- ItemWhat makes a good first-year lecturer(AFRICAN SUN MeDIA, 2009) Leibowitz, Brenda; Van Schalkwyk, Susan; Van der Merwe, Antoinette; Herman, Nicoline; Young, GertIntroduction: The first year is an important stepping-stone in the career of the undergraduate student. Lecturers of first-year students play an important role in guiding students into this new phase of their lives. Much research has focused on the challenges facing new students, especially struggling, or non-traditional students. However, to our knowledge, little has been written about the attributes of the lecturers who actively promote student learning during this phase. The contribution of lecturers of first-year students has tended to be downplayed, especially at ‘research-led’ universities. Our work in Stellenbosch University’s First-year Academy (FYA), an initiative to promote the holistic learning experience of all first-year students at the University, gave us an opportunity to explore this issue. The exploration was based on a sub-activity of the FYA, which aimed to encourage the academic achievement of first-year students and to acknowledge the work of lecturers of first-year students. The activity involved inviting the 30 top-performing students across the University to a dinner hosted by the University’s Rector. These students each nominated the lecturer who, in their view, made the most significant contribution to their academic success. The students were required to write a letter to the lecturer, explaining why he or she had had an impact on the student’s academic performance. The lecturer, in turn, was required to write a letter of support and encouragement back to the student. These letters were then exchanged during the dinner.
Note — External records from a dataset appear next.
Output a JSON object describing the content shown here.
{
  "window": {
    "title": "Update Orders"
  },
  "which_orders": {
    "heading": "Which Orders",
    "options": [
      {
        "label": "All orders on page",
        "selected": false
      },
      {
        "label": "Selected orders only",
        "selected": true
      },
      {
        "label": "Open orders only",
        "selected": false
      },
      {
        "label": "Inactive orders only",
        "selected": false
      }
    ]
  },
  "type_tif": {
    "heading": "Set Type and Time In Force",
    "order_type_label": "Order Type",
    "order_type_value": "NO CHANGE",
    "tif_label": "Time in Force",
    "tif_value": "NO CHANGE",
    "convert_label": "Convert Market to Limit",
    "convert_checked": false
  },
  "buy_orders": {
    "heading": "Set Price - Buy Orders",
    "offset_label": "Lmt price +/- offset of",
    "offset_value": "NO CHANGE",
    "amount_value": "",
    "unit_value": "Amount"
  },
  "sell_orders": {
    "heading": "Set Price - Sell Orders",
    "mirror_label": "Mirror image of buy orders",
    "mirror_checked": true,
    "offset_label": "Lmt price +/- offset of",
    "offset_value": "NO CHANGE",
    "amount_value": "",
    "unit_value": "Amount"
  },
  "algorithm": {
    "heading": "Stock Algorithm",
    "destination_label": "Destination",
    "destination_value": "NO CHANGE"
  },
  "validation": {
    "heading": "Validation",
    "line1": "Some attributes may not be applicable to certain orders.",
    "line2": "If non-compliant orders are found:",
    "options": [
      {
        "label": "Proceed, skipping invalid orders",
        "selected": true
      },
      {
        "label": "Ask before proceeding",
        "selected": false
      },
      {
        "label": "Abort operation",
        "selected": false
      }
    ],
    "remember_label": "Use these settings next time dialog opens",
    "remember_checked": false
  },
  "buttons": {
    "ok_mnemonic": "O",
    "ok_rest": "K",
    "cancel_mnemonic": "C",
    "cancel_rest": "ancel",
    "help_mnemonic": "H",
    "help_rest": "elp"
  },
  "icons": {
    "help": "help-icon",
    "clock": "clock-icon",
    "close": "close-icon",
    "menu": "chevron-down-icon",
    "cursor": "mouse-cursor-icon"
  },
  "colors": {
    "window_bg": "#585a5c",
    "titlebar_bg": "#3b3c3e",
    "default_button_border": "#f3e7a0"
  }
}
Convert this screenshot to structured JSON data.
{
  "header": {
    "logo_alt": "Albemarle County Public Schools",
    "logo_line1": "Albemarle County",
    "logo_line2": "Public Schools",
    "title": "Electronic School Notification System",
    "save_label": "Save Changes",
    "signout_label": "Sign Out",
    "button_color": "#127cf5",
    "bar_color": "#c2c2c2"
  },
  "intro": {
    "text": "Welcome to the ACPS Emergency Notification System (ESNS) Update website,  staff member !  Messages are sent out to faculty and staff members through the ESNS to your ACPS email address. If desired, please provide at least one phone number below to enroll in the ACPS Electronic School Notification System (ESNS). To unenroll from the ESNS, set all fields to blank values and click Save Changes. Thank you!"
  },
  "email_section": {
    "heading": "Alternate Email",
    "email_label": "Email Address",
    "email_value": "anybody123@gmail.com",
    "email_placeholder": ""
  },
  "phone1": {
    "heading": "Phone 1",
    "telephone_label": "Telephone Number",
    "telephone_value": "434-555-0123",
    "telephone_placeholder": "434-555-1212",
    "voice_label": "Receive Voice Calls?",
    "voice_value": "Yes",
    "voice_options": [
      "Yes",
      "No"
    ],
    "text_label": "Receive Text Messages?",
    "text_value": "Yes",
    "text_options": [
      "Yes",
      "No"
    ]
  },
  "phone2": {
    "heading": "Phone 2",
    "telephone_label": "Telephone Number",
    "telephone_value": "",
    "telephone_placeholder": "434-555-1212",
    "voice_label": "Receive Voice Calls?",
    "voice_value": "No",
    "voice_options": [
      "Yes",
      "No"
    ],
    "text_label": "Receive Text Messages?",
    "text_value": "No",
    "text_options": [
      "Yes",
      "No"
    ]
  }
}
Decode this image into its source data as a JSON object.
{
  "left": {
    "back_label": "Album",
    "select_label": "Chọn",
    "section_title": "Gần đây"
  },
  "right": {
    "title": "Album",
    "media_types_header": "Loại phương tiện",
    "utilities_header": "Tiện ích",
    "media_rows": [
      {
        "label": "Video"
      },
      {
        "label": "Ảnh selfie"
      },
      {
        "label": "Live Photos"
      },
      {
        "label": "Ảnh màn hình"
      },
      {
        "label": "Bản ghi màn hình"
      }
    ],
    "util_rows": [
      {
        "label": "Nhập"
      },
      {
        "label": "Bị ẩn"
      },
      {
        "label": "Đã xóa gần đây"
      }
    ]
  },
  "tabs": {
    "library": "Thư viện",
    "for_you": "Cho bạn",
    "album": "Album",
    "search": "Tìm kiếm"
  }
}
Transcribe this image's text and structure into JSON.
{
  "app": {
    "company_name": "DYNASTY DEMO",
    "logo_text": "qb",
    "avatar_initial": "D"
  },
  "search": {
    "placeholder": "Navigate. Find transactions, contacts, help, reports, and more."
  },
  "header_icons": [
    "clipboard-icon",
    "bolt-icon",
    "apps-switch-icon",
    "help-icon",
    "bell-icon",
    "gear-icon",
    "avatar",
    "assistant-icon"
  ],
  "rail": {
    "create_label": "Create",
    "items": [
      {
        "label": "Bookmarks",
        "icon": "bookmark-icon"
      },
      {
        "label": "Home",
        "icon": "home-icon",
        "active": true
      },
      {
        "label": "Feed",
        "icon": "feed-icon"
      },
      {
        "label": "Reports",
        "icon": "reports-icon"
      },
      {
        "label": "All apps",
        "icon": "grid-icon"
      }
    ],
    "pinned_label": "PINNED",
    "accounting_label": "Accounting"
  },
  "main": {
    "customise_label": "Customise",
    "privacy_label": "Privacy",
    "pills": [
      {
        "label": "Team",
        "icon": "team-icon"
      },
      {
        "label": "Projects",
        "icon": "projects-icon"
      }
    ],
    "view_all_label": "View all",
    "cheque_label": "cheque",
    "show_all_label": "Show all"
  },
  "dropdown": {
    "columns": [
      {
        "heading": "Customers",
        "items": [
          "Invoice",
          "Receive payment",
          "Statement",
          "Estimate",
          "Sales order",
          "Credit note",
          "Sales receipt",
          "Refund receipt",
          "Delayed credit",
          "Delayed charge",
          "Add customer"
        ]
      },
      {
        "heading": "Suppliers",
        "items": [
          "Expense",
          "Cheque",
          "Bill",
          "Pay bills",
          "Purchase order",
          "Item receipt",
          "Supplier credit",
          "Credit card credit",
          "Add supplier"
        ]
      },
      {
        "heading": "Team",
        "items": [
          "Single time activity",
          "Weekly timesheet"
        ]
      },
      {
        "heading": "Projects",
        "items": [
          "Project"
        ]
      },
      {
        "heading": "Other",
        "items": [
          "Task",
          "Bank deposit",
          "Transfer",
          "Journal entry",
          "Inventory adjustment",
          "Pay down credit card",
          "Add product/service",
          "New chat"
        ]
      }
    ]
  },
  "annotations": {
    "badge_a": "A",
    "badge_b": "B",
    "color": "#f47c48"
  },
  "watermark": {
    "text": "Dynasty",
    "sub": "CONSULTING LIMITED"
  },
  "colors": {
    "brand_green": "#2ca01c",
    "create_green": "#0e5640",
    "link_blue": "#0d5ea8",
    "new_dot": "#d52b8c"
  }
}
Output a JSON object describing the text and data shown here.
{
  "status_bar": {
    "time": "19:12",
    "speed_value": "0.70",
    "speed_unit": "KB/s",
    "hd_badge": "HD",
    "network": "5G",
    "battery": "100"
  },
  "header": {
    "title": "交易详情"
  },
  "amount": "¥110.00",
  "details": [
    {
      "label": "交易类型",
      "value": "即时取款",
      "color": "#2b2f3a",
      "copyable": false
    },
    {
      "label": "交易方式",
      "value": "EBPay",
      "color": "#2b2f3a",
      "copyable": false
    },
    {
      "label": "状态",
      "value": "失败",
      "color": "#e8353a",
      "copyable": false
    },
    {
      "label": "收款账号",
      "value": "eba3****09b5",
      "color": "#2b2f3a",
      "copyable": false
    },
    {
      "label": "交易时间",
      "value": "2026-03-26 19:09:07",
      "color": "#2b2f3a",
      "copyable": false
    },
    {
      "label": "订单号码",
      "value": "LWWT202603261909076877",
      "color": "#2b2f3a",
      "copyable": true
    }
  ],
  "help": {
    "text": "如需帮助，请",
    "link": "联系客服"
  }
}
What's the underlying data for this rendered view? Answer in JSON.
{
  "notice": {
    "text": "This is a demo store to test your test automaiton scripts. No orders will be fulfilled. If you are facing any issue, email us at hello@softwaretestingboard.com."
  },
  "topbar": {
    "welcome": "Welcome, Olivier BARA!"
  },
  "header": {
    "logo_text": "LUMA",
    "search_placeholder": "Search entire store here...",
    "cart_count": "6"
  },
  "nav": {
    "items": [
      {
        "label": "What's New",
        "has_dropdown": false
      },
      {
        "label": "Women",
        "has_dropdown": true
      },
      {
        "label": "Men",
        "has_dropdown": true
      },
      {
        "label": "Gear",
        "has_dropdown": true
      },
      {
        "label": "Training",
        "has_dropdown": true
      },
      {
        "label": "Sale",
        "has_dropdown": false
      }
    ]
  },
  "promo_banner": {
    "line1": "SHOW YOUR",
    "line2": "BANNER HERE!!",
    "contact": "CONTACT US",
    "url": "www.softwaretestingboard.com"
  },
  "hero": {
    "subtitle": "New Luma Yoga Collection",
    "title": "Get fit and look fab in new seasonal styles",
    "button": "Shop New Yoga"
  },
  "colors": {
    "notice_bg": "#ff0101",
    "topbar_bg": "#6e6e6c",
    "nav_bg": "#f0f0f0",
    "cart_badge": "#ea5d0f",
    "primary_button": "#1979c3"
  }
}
This initiative was extremely successful and well received, particularly among the academic community. The conversations that emerged during and after the event served as a catalyst for the study.